FIRING. A certain discipline of the whip used by fraudulent dealers in order to terrify a horse, and thereby arouse every spark of mettle in him. " This," says Mr. John Lawrence," is an everlasting source of cruelty, perpetrated by a race of brutal and insensible miscreants, who would be as little scrupulous to derive gain from the torture of their own species. Horses, whilst in such hands, live in a constant state of apprehension and misery. Almost every hour of the day, the tormentor goes into the stable, like a West Indian Negro driver, whip in hand, and inflicts the cruelty of the lash upon each horse, in order to make him lively and apt to fly, even at the sound of a man's foot; and this correction from habit, from a desire of reaping all its imaginary benefit, and from supposed causes of offence, is often performed with the utmost force. But the barbarity is never so monstrous, or rather hellish, as when inflicted upon the debilitated and crippled objects of excessive labour. Too much of this is practised at the sales of worn out post-hacks and machiners. All barbarity is totally unnecessary, for the intent of it is so generally known, that it can deceive nobody; nay, it often has the effect of producing sudden cramps in a horse, and always of spoiling his trot upon a show. All horses are shown to the best advantage by a moderate use of the whip."
Harewood, Harry. A Dictionary of Sports. London: T. Tegg and son, 1835.
|Are you aware that Google is offering +1 to Everyone? Share your +1 with Every One of Your Friends by looking for the +1 on websites everywhere!" |

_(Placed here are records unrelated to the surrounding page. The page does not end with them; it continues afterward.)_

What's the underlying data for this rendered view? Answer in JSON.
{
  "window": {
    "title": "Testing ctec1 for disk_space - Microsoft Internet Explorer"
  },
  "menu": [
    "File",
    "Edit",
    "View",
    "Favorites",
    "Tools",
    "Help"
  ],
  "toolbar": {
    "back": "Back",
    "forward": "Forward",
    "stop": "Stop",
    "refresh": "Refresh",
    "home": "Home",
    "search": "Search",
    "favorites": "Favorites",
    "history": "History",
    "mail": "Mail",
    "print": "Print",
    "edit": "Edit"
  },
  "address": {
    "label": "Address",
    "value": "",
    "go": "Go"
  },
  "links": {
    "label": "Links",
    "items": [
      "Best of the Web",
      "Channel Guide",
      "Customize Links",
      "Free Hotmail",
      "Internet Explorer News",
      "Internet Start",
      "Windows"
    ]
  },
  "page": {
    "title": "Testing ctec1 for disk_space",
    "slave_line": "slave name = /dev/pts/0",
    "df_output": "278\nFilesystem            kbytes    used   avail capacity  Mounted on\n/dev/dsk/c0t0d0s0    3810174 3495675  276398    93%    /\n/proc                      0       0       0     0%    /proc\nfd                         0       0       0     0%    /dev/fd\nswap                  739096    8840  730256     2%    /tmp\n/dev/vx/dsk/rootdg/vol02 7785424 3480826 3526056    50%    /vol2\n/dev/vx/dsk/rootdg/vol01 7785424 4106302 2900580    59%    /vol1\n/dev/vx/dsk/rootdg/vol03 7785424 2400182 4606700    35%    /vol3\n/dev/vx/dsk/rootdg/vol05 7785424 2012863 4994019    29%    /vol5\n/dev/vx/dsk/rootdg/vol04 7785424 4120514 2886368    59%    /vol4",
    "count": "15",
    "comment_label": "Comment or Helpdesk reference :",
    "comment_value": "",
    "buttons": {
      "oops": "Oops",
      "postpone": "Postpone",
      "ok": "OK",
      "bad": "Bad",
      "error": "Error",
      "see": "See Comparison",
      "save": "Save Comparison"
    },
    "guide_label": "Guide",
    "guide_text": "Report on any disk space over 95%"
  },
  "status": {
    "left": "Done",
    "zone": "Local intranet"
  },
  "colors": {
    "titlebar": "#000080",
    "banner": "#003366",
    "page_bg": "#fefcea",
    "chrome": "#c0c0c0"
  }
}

If you liked this site, click
Order Online 24 Hours a Day, 7 Days a Week, 365 Days a Year